┌──

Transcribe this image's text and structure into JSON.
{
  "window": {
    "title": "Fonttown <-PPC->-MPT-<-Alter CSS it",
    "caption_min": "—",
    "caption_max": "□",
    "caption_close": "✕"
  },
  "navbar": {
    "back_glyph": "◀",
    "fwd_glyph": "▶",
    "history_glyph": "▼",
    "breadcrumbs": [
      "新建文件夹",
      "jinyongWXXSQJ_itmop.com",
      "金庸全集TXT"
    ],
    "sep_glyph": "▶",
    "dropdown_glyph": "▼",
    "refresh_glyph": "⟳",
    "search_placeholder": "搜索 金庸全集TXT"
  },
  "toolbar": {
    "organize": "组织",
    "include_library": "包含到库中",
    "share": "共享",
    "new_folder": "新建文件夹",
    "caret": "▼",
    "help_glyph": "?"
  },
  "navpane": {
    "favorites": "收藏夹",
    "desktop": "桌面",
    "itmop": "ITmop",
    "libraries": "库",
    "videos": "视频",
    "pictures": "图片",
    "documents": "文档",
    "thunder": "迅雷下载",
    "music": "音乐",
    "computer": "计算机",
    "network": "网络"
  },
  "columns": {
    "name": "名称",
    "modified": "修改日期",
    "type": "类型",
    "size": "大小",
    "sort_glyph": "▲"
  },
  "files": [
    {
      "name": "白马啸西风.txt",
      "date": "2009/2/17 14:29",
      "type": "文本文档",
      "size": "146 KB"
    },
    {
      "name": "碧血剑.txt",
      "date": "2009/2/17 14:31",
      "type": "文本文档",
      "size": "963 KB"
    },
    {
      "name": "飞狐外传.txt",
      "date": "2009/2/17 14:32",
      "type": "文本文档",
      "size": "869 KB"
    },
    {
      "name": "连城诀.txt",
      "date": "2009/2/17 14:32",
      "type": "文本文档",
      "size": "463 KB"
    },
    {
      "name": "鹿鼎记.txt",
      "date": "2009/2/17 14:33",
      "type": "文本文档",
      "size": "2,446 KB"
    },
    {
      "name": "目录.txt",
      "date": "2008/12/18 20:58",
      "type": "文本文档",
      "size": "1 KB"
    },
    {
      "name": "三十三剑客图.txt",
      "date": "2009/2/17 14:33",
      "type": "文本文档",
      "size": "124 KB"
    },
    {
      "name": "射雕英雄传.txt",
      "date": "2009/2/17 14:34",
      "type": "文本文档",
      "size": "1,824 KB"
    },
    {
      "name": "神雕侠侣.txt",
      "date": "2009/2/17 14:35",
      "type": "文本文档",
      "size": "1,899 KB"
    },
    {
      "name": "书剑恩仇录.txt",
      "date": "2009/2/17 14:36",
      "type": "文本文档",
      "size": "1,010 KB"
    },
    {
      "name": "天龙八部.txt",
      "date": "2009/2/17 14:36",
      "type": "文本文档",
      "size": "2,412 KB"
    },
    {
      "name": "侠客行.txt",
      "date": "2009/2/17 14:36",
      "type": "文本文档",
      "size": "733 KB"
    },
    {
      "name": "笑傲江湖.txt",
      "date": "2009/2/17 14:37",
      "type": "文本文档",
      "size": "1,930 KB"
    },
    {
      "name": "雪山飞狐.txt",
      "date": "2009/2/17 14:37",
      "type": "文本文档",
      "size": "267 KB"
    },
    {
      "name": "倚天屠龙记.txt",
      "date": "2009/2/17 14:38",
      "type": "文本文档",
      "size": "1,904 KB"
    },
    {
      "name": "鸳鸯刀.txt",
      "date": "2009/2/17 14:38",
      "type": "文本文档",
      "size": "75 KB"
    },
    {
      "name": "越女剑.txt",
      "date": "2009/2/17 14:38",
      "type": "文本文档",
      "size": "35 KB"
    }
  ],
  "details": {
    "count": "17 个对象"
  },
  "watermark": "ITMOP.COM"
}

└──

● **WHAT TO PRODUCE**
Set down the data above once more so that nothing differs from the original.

● **RESPONSE AREA**
Transcribe this image's text and structure into JSON.
{
  "window": {
    "title": "Fonttown <-PPC->-MPT-<-Alter CSS it",
    "caption_min": "—",
    "caption_max": "□",
    "caption_close": "✕"
  },
  "navbar": {
    "back_glyph": "◀",
    "fwd_glyph": "▶",
    "history_glyph": "▼",
    "breadcrumbs": [
      "新建文件夹",
      "jinyongWXXSQJ_itmop.com",
      "金庸全集TXT"
    ],
    "sep_glyph": "▶",
    "dropdown_glyph": "▼",
    "refresh_glyph": "⟳",
    "search_placeholder": "搜索 金庸全集TXT"
  },
  "toolbar": {
    "organize": "组织",
    "include_library": "包含到库中",
    "share": "共享",
    "new_folder": "新建文件夹",
    "caret": "▼",
    "help_glyph": "?"
  },
  "navpane": {
    "favorites": "收藏夹",
    "desktop": "桌面",
    "itmop": "ITmop",
    "libraries": "库",
    "videos": "视频",
    "pictures": "图片",
    "documents": "文档",
    "thunder": "迅雷下载",
    "music": "音乐",
    "computer": "计算机",
    "network": "网络"
  },
  "columns": {
    "name": "名称",
    "modified": "修改日期",
    "type": "类型",
    "size": "大小",
    "sort_glyph": "▲"
  },
  "files": [
    {
      "name": "白马啸西风.txt",
      "date": "2009/2/17 14:29",
      "type": "文本文档",
      "size": "146 KB"
    },
    {
      "name": "碧血剑.txt",
      "date": "2009/2/17 14:31",
      "type": "文本文档",
      "size": "963 KB"
    },
    {
      "name": "飞狐外传.txt",
      "date": "2009/2/17 14:32",
      "type": "文本文档",
      "size": "869 KB"
    },
    {
      "name": "连城诀.txt",
      "date": "2009/2/17 14:32",
      "type": "文本文档",
      "size": "463 KB"
    },
    {
      "name": "鹿鼎记.txt",
      "date": "2009/2/17 14:33",
      "type": "文本文档",
      "size": "2,446 KB"
    },
    {
      "name": "目录.txt",
      "date": "2008/12/18 20:58",
      "type": "文本文档",
      "size": "1 KB"
    },
    {
      "name": "三十三剑客图.txt",
      "date": "2009/2/17 14:33",
      "type": "文本文档",
      "size": "124 KB"
    },
    {
      "name": "射雕英雄传.txt",
      "date": "2009/2/17 14:34",
      "type": "文本文档",
      "size": "1,824 KB"
    },
    {
      "name": "神雕侠侣.txt",
      "date": "2009/2/17 14:35",
      "type": "文本文档",
      "size": "1,899 KB"
    },
    {
      "name": "书剑恩仇录.txt",
      "date": "2009/2/17 14:36",
      "type": "文本文档",
      "size": "1,010 KB"
    },
    {
      "name": "天龙八部.txt",
      "date": "2009/2/17 14:36",
      "type": "文本文档",
      "size": "2,412 KB"
    },
    {
      "name": "侠客行.txt",
      "date": "2009/2/17 14:36",
      "type": "文本文档",
      "size": "733 KB"
    },
    {
      "name": "笑傲江湖.txt",
      "date": "2009/2/17 14:37",
      "type": "文本文档",
      "size": "1,930 KB"
    },
    {
      "name": "雪山飞狐.txt",
      "date": "2009/2/17 14:37",
      "type": "文本文档",
      "size": "267 KB"
    },
    {
      "name": "倚天屠龙记.txt",
      "date": "2009/2/17 14:38",
      "type": "文本文档",
      "size": "1,904 KB"
    },
    {
      "name": "鸳鸯刀.txt",
      "date": "2009/2/17 14:38",
      "type": "文本文档",
      "size": "75 KB"
    },
    {
      "name": "越女剑.txt",
      "date": "2009/2/17 14:38",
      "type": "文本文档",
      "size": "35 KB"
    }
  ],
  "details": {
    "count": "17 个对象"
  },
  "watermark": "ITMOP.COM"
}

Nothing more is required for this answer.